PROBLEM: Leave the pictures out and repeat the rest of the data below exactly.

DATASET EXTRACT section start

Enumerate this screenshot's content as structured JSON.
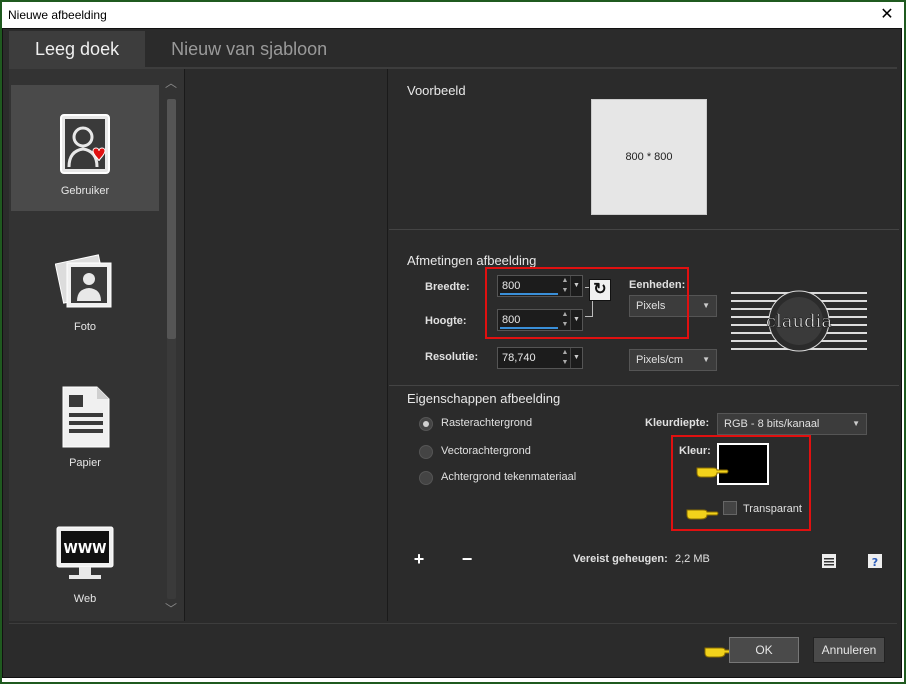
{
  "window": {
    "title": "Nieuwe afbeelding",
    "close_glyph": "✕"
  },
  "tabs": [
    {
      "label": "Leeg doek",
      "active": true
    },
    {
      "label": "Nieuw van sjabloon",
      "active": false
    }
  ],
  "categories": [
    {
      "label": "Gebruiker",
      "icon": "user-heart-icon",
      "selected": true
    },
    {
      "label": "Foto",
      "icon": "photo-icon",
      "selected": false
    },
    {
      "label": "Papier",
      "icon": "paper-icon",
      "selected": false
    },
    {
      "label": "Web",
      "icon": "web-monitor-icon",
      "selected": false
    }
  ],
  "preview": {
    "title": "Voorbeeld",
    "text": "800 * 800"
  },
  "dimensions": {
    "title": "Afmetingen afbeelding",
    "width_label": "Breedte:",
    "width_value": "800",
    "height_label": "Hoogte:",
    "height_value": "800",
    "resolution_label": "Resolutie:",
    "resolution_value": "78,740",
    "units_label": "Eenheden:",
    "units_value": "Pixels",
    "resolution_units_value": "Pixels/cm"
  },
  "properties": {
    "title": "Eigenschappen afbeelding",
    "background_options": [
      {
        "label": "Rasterachtergrond",
        "selected": true
      },
      {
        "label": "Vectorachtergrond",
        "selected": false
      },
      {
        "label": "Achtergrond tekenmateriaal",
        "selected": false
      }
    ],
    "color_depth_label": "Kleurdiepte:",
    "color_depth_value": "RGB - 8 bits/kanaal",
    "color_label": "Kleur:",
    "color_value": "#000000",
    "transparent_label": "Transparant",
    "transparent_checked": false
  },
  "memory": {
    "label": "Vereist geheugen:",
    "value": "2,2 MB"
  },
  "buttons": {
    "ok": "OK",
    "cancel": "Annuleren"
  },
  "logo_text": "claudia",
  "colors": {
    "accent_red": "#e01010",
    "accent_blue": "#3a8fd8",
    "hand_yellow": "#f2d21b"
  }
}
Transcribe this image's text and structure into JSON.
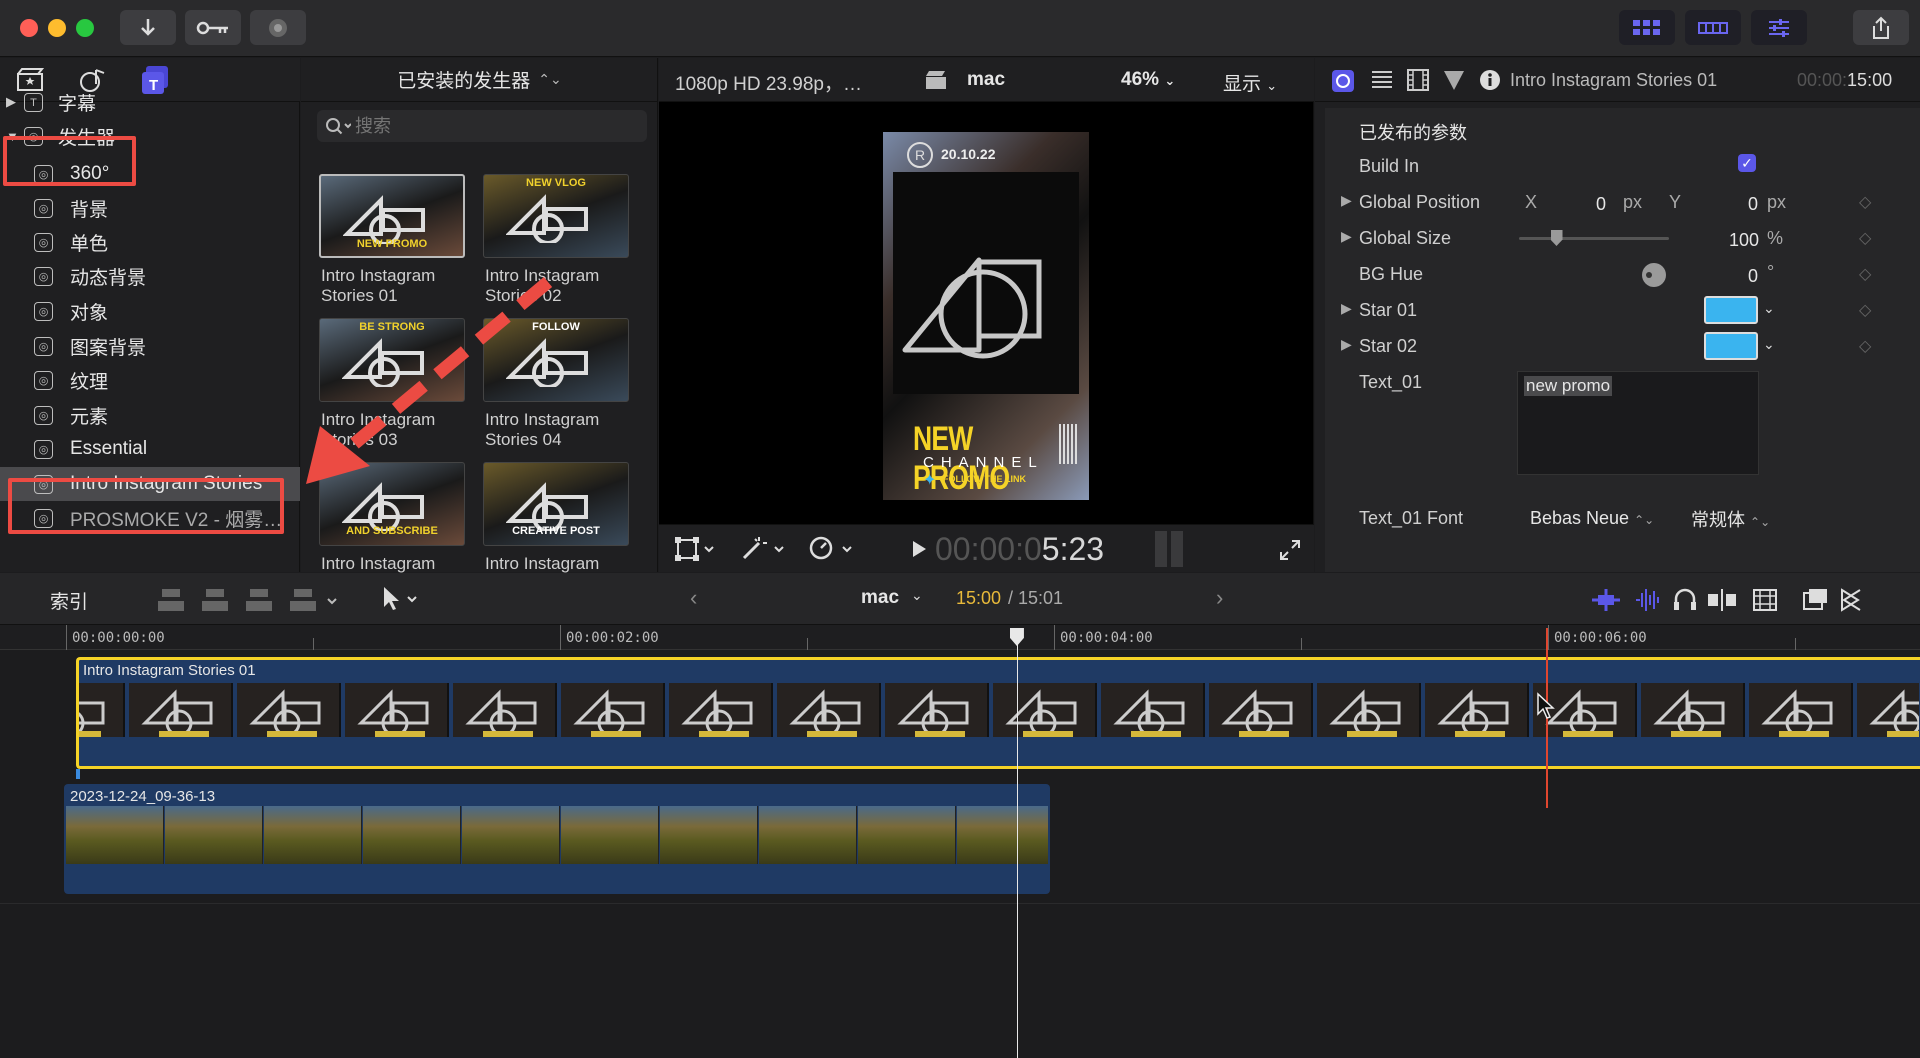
{
  "toolbar": {
    "import_icon": "download-arrow-icon",
    "keywords_icon": "key-icon",
    "bg_tasks_icon": "circle-icon",
    "share_icon": "share-icon"
  },
  "browser": {
    "library_title": "已安装的发生器",
    "search_placeholder": "搜索",
    "sidebar": [
      {
        "label": "字幕",
        "expanded": false
      },
      {
        "label": "发生器",
        "expanded": true
      },
      {
        "label": "360°"
      },
      {
        "label": "背景"
      },
      {
        "label": "单色"
      },
      {
        "label": "动态背景"
      },
      {
        "label": "对象"
      },
      {
        "label": "图案背景"
      },
      {
        "label": "纹理"
      },
      {
        "label": "元素"
      },
      {
        "label": "Essential"
      },
      {
        "label": "Intro Instagram Stories"
      },
      {
        "label": "PROSMOKE V2 - 烟雾…"
      }
    ],
    "thumbnails": [
      {
        "caption": "Intro Instagram Stories 01",
        "tag": "NEW PROMO",
        "color": "#f0d12c"
      },
      {
        "caption": "Intro Instagram Stories 02",
        "tag": "NEW VLOG",
        "color": "#f0d12c"
      },
      {
        "caption": "Intro Instagram Stories 03",
        "tag": "BE STRONG",
        "color": "#f0d12c"
      },
      {
        "caption": "Intro Instagram Stories 04",
        "tag": "FOLLOW",
        "color": "#ffffff"
      },
      {
        "caption": "Intro Instagram",
        "tag": "AND SUBSCRIBE",
        "color": "#f0d12c"
      },
      {
        "caption": "Intro Instagram",
        "tag": "CREATIVE POST",
        "color": "#ffffff"
      }
    ]
  },
  "viewer": {
    "format": "1080p HD 23.98p，…",
    "library": "mac",
    "zoom": "46%",
    "display": "显示",
    "timecode_dim": "00:00:0",
    "timecode_bright": "5:23",
    "preview": {
      "date": "20.10.22",
      "badge": "R",
      "headline": "NEW PROMO",
      "channel": "CHANNEL",
      "follow": "FOLLOW THE LINK"
    }
  },
  "inspector": {
    "clip_title": "Intro Instagram Stories 01",
    "duration_dim": "00:00:",
    "duration_bright": "15:00",
    "section": "已发布的参数",
    "params": {
      "build_in": "Build In",
      "global_position": "Global Position",
      "pos_x_label": "X",
      "pos_x": "0",
      "pos_y_label": "Y",
      "pos_y": "0",
      "px": "px",
      "global_size": "Global Size",
      "size_value": "100",
      "size_unit": "%",
      "size_slider": 0.25,
      "bg_hue": "BG Hue",
      "hue_value": "0",
      "hue_unit": "°",
      "star01": "Star 01",
      "star02": "Star 02",
      "star_color": "#3ab4ef",
      "text01": "Text_01",
      "text01_value": "new promo",
      "text01_font": "Text_01 Font",
      "font_value": "Bebas Neue",
      "style_value": "常规体"
    }
  },
  "timeline": {
    "index_label": "索引",
    "project": "mac",
    "position": "15:00",
    "duration": "/ 15:01",
    "ruler": [
      "00:00:00:00",
      "00:00:02:00",
      "00:00:04:00",
      "00:00:06:00"
    ],
    "clip1": "Intro Instagram Stories 01",
    "clip2": "2023-12-24_09-36-13",
    "playhead_seconds": 3.85,
    "skimmer_seconds": 5.99
  },
  "colors": {
    "accent": "#5b57e8",
    "selection": "#f5d327",
    "annotation": "#ec4b43",
    "playhead": "#e8e8e8",
    "skimmer": "#e0462f"
  }
}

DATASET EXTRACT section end

RESULT BELOW:
Enumerate this screenshot's content as structured JSON.
{
  "window": {
    "title": "Nieuwe afbeelding",
    "close_glyph": "✕"
  },
  "tabs": [
    {
      "label": "Leeg doek",
      "active": true
    },
    {
      "label": "Nieuw van sjabloon",
      "active": false
    }
  ],
  "categories": [
    {
      "label": "Gebruiker",
      "icon": "user-heart-icon",
      "selected": true
    },
    {
      "label": "Foto",
      "icon": "photo-icon",
      "selected": false
    },
    {
      "label": "Papier",
      "icon": "paper-icon",
      "selected": false
    },
    {
      "label": "Web",
      "icon": "web-monitor-icon",
      "selected": false
    }
  ],
  "preview": {
    "title": "Voorbeeld",
    "text": "800 * 800"
  },
  "dimensions": {
    "title": "Afmetingen afbeelding",
    "width_label": "Breedte:",
    "width_value": "800",
    "height_label": "Hoogte:",
    "height_value": "800",
    "resolution_label": "Resolutie:",
    "resolution_value": "78,740",
    "units_label": "Eenheden:",
    "units_value": "Pixels",
    "resolution_units_value": "Pixels/cm"
  },
  "properties": {
    "title": "Eigenschappen afbeelding",
    "background_options": [
      {
        "label": "Rasterachtergrond",
        "selected": true
      },
      {
        "label": "Vectorachtergrond",
        "selected": false
      },
      {
        "label": "Achtergrond tekenmateriaal",
        "selected": false
      }
    ],
    "color_depth_label": "Kleurdiepte:",
    "color_depth_value": "RGB - 8 bits/kanaal",
    "color_label": "Kleur:",
    "color_value": "#000000",
    "transparent_label": "Transparant",
    "transparent_checked": false
  },
  "memory": {
    "label": "Vereist geheugen:",
    "value": "2,2 MB"
  },
  "buttons": {
    "ok": "OK",
    "cancel": "Annuleren"
  },
  "logo_text": "claudia",
  "colors": {
    "accent_red": "#e01010",
    "accent_blue": "#3a8fd8",
    "hand_yellow": "#f2d21b"
  }
}
Transcribe this image's text and structure into JSON.
{
  "toolbar": {
    "import_icon": "download-arrow-icon",
    "keywords_icon": "key-icon",
    "bg_tasks_icon": "circle-icon",
    "share_icon": "share-icon"
  },
  "browser": {
    "library_title": "已安装的发生器",
    "search_placeholder": "搜索",
    "sidebar": [
      {
        "label": "字幕",
        "expanded": false
      },
      {
        "label": "发生器",
        "expanded": true
      },
      {
        "label": "360°"
      },
      {
        "label": "背景"
      },
      {
        "label": "单色"
      },
      {
        "label": "动态背景"
      },
      {
        "label": "对象"
      },
      {
        "label": "图案背景"
      },
      {
        "label": "纹理"
      },
      {
        "label": "元素"
      },
      {
        "label": "Essential"
      },
      {
        "label": "Intro Instagram Stories"
      },
      {
        "label": "PROSMOKE V2 - 烟雾…"
      }
    ],
    "thumbnails": [
      {
        "caption": "Intro Instagram Stories 01",
        "tag": "NEW PROMO",
        "color": "#f0d12c"
      },
      {
        "caption": "Intro Instagram Stories 02",
        "tag": "NEW VLOG",
        "color": "#f0d12c"
      },
      {
        "caption": "Intro Instagram Stories 03",
        "tag": "BE STRONG",
        "color": "#f0d12c"
      },
      {
        "caption": "Intro Instagram Stories 04",
        "tag": "FOLLOW",
        "color": "#ffffff"
      },
      {
        "caption": "Intro Instagram",
        "tag": "AND SUBSCRIBE",
        "color": "#f0d12c"
      },
      {
        "caption": "Intro Instagram",
        "tag": "CREATIVE POST",
        "color": "#ffffff"
      }
    ]
  },
  "viewer": {
    "format": "1080p HD 23.98p，…",
    "library": "mac",
    "zoom": "46%",
    "display": "显示",
    "timecode_dim": "00:00:0",
    "timecode_bright": "5:23",
    "preview": {
      "date": "20.10.22",
      "badge": "R",
      "headline": "NEW PROMO",
      "channel": "CHANNEL",
      "follow": "FOLLOW THE LINK"
    }
  },
  "inspector": {
    "clip_title": "Intro Instagram Stories 01",
    "duration_dim": "00:00:",
    "duration_bright": "15:00",
    "section": "已发布的参数",
    "params": {
      "build_in": "Build In",
      "global_position": "Global Position",
      "pos_x_label": "X",
      "pos_x": "0",
      "pos_y_label": "Y",
      "pos_y": "0",
      "px": "px",
      "global_size": "Global Size",
      "size_value": "100",
      "size_unit": "%",
      "size_slider": 0.25,
      "bg_hue": "BG Hue",
      "hue_value": "0",
      "hue_unit": "°",
      "star01": "Star 01",
      "star02": "Star 02",
      "star_color": "#3ab4ef",
      "text01": "Text_01",
      "text01_value": "new promo",
      "text01_font": "Text_01 Font",
      "font_value": "Bebas Neue",
      "style_value": "常规体"
    }
  },
  "timeline": {
    "index_label": "索引",
    "project": "mac",
    "position": "15:00",
    "duration": "/ 15:01",
    "ruler": [
      "00:00:00:00",
      "00:00:02:00",
      "00:00:04:00",
      "00:00:06:00"
    ],
    "clip1": "Intro Instagram Stories 01",
    "clip2": "2023-12-24_09-36-13",
    "playhead_seconds": 3.85,
    "skimmer_seconds": 5.99
  },
  "colors": {
    "accent": "#5b57e8",
    "selection": "#f5d327",
    "annotation": "#ec4b43",
    "playhead": "#e8e8e8",
    "skimmer": "#e0462f"
  }
}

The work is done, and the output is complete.